Because Senator Feinstein’s amendment to the Financial Services reform bill would effectively prohibit the use of credit history in employment background checks except in extremely limited circumstances — mostly government employment — trade associations representing millions of employers are planning to write members of the U.S. Senate to express opposition to banning the use of credit checks for employment purposes.
Employers argue that credit checks during employment screening are done responsibly, and are not barriers to employment. They may check credit history during background checks to help them determine whether a prospective employee is a possible risk to the financial health of a business or to its customers. Prohibiting credit checks in screening makes employers, other employees, and customers vulnerable to fraud and identity theft.
Also, employment credit checks are not as common as most people think, according to a recent survey from the Society for Human Resource Management (SHRM) that found only 13% of organizations conducted credit checks on all job candidates while 40% did not conduct any credit checks. Of the 47% of organizations that did perform credit checks on selected job candidates, most were for executive positions, positions with financial responsibility, or for positions with access to confidential or proprietary information.
Unfortunately, personal financial health can be an indictor of potential employee fraud. The Association of Certified Fraud Examiners (ACFE) reviewed occupational fraud between 2006 and 2008, and found that the top two “red flag” warnings exhibited by perpetrators of fraud leading to the crime were instances of living beyond their financial means (39% of cases) or experiencing financial difficulties (34% of cases).
While it is wrong to say all financial difficulties lead to fraud, some employers believe it is also wrong for Congress to undercut fraud prevention by outlawing the use of credit report information that may show a correlation between past behavior and future fraud. Credit checks of potential employees protect companies — particularly small businesses — from fraud. According to ACFE, the median loss suffered by organizations with fewer than 100 employees was $190,000 per incident, higher than median losses in large organizations. Overall, employee theft accounted for over $15 billion in losses annually, with companies losing a median of 5% of their annual revenue to employee fraud.

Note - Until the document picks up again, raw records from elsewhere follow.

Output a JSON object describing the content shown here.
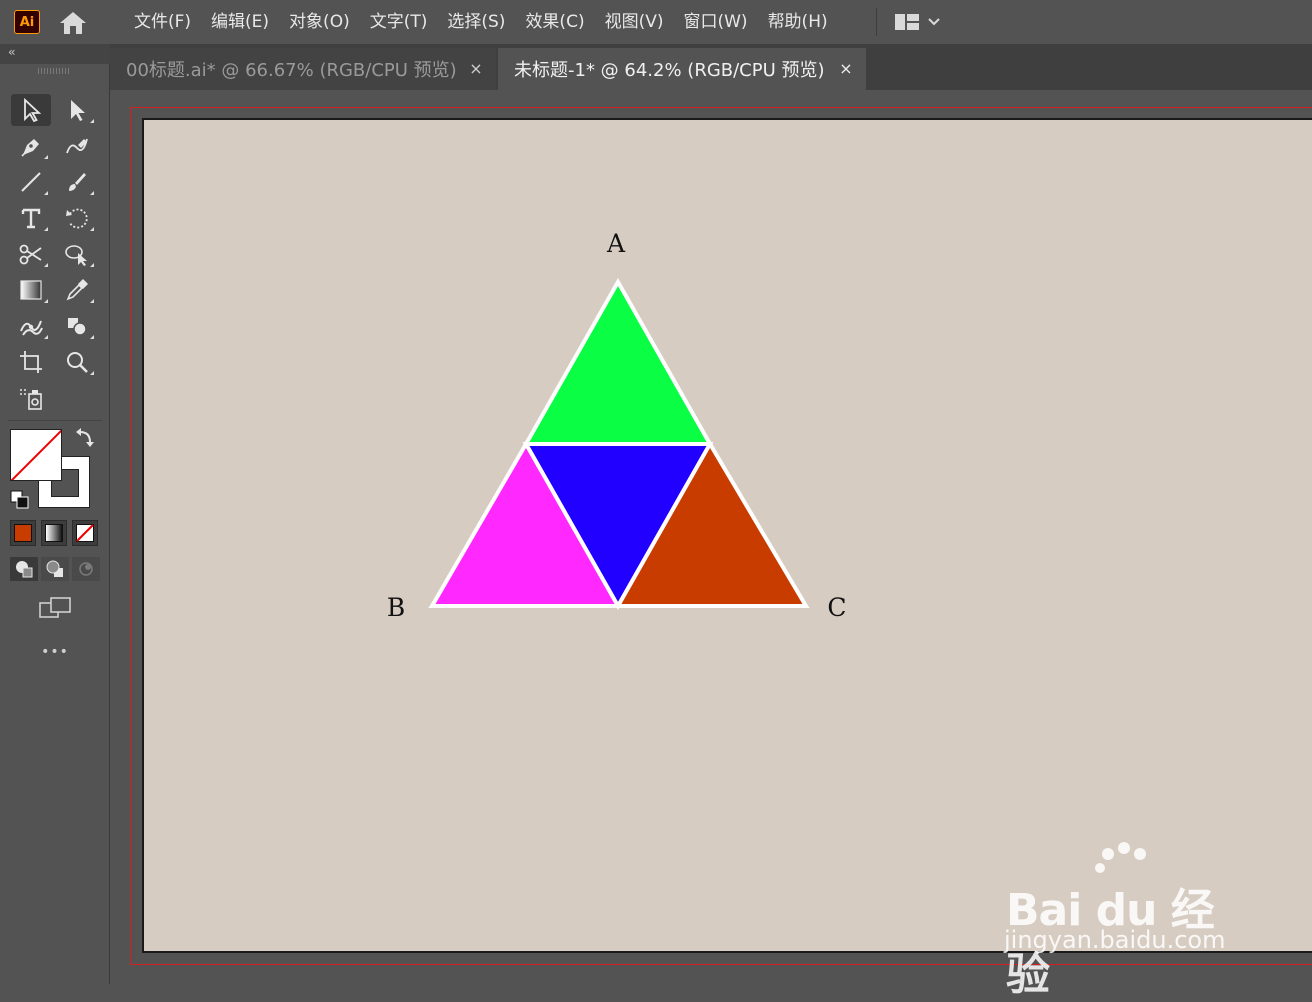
{
  "app": {
    "logo": "Ai",
    "home_icon": "home-icon"
  },
  "menu": [
    "文件(F)",
    "编辑(E)",
    "对象(O)",
    "文字(T)",
    "选择(S)",
    "效果(C)",
    "视图(V)",
    "窗口(W)",
    "帮助(H)"
  ],
  "workspace_switcher": {
    "icon": "layout-grid-icon",
    "caret": "chevron-down-icon"
  },
  "toolpanel": {
    "collapse": "‹‹",
    "tools": [
      "selection-tool",
      "direct-selection-tool",
      "pen-tool",
      "curvature-tool",
      "line-segment-tool",
      "paintbrush-tool",
      "type-tool",
      "rotate-tool",
      "scissors-tool",
      "shape-builder-tool",
      "gradient-tool",
      "eyedropper-tool",
      "puppet-warp-tool",
      "shaper-tool",
      "artboard-tool",
      "zoom-tool",
      "symbol-sprayer-tool"
    ],
    "fill": "none",
    "stroke": "#ffffff",
    "color_modes": [
      "#c83c00",
      "gradient",
      "none"
    ],
    "more_label": "•••"
  },
  "tabs": [
    {
      "label": "00标题.ai* @ 66.67% (RGB/CPU 预览)",
      "active": false,
      "close": "×"
    },
    {
      "label": "未标题-1* @ 64.2% (RGB/CPU 预览)",
      "active": true,
      "close": "×"
    }
  ],
  "artwork": {
    "labels": {
      "a": "A",
      "b": "B",
      "c": "C"
    },
    "colors": {
      "top": "#0afe44",
      "middle": "#2200ff",
      "left": "#ff29ff",
      "right": "#c93c00",
      "stroke": "#ffffff",
      "artboard": "#d6ccc2"
    }
  },
  "watermark": {
    "brand": "Bai du 经验",
    "url": "jingyan.baidu.com"
  }
}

Consumers have significant protections when employers use credit reports during background checks as part of their hiring process, as the use of consumer reports in employment situations is tightly regulated:
- Prior to requesting a consumer credit report, an employer must provide to the prospective employee a written notice stating the source of the information and how it will be used.
- The employer must also provide a copy of the consumer credit report to the consumer upon request, and prior to taking an adverse action.
- If an adverse employment action is taken against a prospective employee due to the information contained in a consumer credit report, the user must provide the name and contact information for the reporting agency to the consumer and explain the reasons for the action.
- Under the FCRA, any person who willfully fails to comply is liable to that consumer in an amount equal to the sum of (1) (A) any actual damages sustained by the consumer as a result of the failure or damages of not less than $100 and not more than $1,000; or (2) such amount of punitive damages as the court may allow; and (3) in the case of any successful action to enforce any liability under this section, the costs of the action together with reasonable attorney’s fees as determined by the court.
- Credit scores are not provided to employers for employment decisions.